▶ [PROBLEM TO SOLVE] What is needed is a copy of each line in the listing that contains "邀请用户加入您的品牌".

=-=-=-=-=

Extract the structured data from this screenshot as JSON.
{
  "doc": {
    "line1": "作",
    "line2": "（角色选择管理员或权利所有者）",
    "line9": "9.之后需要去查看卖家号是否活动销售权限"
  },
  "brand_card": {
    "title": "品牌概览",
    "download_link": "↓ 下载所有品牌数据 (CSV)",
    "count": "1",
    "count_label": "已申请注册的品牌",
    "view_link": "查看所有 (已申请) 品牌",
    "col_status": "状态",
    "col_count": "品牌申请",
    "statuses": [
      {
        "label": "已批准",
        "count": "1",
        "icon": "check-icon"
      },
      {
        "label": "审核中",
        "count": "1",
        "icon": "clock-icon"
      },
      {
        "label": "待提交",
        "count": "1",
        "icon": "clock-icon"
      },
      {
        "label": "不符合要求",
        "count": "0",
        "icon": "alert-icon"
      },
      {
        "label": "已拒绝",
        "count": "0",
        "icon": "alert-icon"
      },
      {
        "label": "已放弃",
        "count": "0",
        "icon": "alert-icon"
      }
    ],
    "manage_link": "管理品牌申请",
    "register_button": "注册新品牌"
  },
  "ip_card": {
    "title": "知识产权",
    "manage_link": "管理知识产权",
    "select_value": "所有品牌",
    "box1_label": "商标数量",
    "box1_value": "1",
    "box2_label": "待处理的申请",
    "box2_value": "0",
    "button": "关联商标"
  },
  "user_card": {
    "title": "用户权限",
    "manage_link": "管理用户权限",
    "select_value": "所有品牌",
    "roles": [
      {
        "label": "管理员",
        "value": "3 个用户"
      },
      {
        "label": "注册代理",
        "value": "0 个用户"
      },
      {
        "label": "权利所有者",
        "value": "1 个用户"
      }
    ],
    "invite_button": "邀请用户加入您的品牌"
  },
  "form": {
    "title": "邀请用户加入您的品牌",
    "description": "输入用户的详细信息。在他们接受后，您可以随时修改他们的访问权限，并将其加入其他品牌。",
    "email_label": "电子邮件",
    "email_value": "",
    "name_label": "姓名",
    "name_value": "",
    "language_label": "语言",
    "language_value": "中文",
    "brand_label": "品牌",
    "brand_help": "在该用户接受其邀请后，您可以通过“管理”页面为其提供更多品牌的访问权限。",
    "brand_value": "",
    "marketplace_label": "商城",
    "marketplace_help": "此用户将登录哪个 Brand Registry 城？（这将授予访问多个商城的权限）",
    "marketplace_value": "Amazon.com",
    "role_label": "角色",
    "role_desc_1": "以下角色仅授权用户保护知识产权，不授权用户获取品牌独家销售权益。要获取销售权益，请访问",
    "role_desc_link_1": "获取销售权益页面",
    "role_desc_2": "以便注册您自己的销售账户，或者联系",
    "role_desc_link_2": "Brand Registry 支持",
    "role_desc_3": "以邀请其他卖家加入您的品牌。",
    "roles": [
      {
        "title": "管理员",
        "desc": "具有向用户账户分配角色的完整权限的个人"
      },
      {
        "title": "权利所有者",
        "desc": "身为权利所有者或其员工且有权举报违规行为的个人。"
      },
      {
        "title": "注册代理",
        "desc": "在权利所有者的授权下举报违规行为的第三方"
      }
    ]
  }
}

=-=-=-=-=

▶ [RESULT OF THE EXERCISE]
    "invite_button": "邀请用户加入您的品牌"
    "title": "邀请用户加入您的品牌",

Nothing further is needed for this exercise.